Here I’ve been telling everyone that the prequel to my two Iskander series releases will be published in July, and I find out that the publisher and editor had September on their schedules all the time. I suppose I can consider the change as a new opportunity – by the time the Lightning Source POD paperbacks are available we’ll be reaching for Christmas season. Maybe I should have holly somewhere in the cover illustration.
It’s not that I have such a densely packed schedule that I’d need a Cray computer to figure out the changes, but I need a few days to get in this new groove. So, I don’t have to limit my commitments this month to give myself time for the to and fro with my editor. I can put off trying to find a safe method of running Word’s track changer on Open Office that doesn’t turn the whole file to garbage. If my buddy up on the mountain needs me to go out with my old survey GPS gear and find a hundred year old survey monument on a high ridge I have time to do it. I can even start collecting firewood early – whenever the current heatwave lessens.
Not that it’s a heatwave to most people in North America, but if I wanted 40+ degree Celsius summers I would have stayed working in the oil patch in the Libyan Desert. I’m strictly a temperate environment animal these days.
For all those of you who were on tenterhooks waiting to read “Arrival” I should offer something to tide you over. The novel starts, amazingly, at the point in the story where the moderns on board the Iskander realize they’ve arrived at the wrong place and cannot get away. I really have little patience for SF epics that have starships with bottomless fuel tanks as well as the agricultural setup of a small township growing food in the hold. The Iskander doesn’t have enough fuel to attempt to leave, and the last dregs of gup coming out of the krill tanks and the protein synthesizers are almost inedible. Iskander was a commercial charter, the equivalent of the old tramp steamers that provided the backdrop to a million penny-dreadful stories in the last century, and its contract didn’t allow for frills.

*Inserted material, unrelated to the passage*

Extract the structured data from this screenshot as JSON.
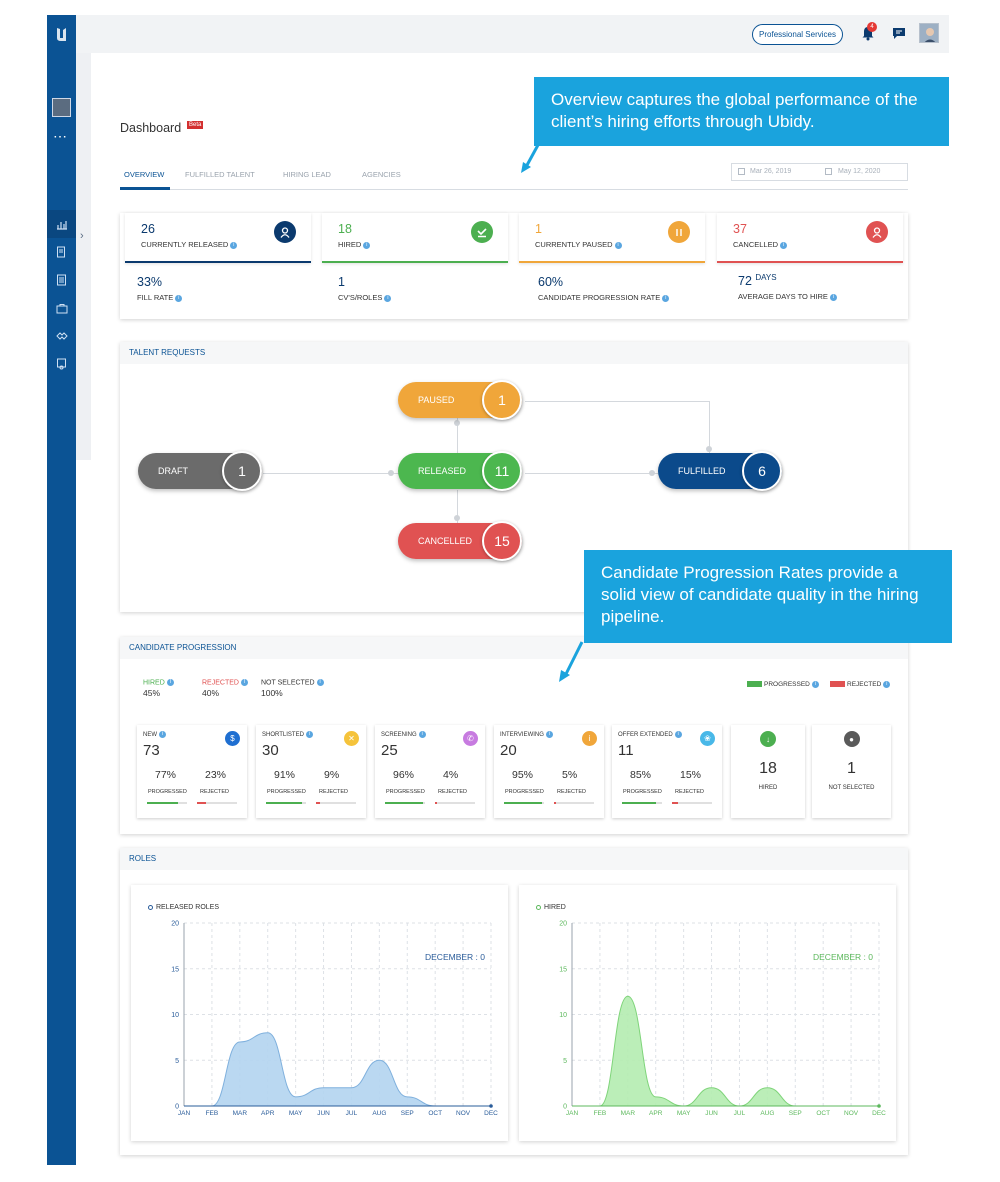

The one hundred and ten people aboard have no choice but to gingerly explore the strangely silent human culture down below and figure out how to get fresh food supplies and find a safe spot to set up the heavy water separator that will start them on the way to replenishing the fuel tanks. In the original plan, that was to take as long as their planetary development contracts were for – ten years.
Gisel is aboard, as a sixteen year old brat, watching the situation dawn on all the development specialists aboard – and thinking it all a huge joke. Hardly any person aboard has less qualification than a masters’, and even the starship operating staff have diplomas from the toughest technical courses on Earth. Except Gisel, who barely reached her high school graduation before joining her brother and father on the trip. She does have past experience as a medal winning gymnast, and had been shortlisted for an Olympic fencing team before becoming the Iskander’s gym minder and personal trainer. But it isn’t too many days into the unplanned exploration of Gaia, the 17th century alternate earth down below, before she finds her skills are in more demand than anyone could have expected.
The plot unfolds in a direction that shows how decisions lightly made and with incomplete information tend to drive events into paths that can become impossible to reverse. It happens on our Earth all the time. On Gaia it leads the Iskanders into danger. As they blunder into situations that spin out of control, it’s the young brat with no academic credits at all who develops the new skills needed to stave off disaster.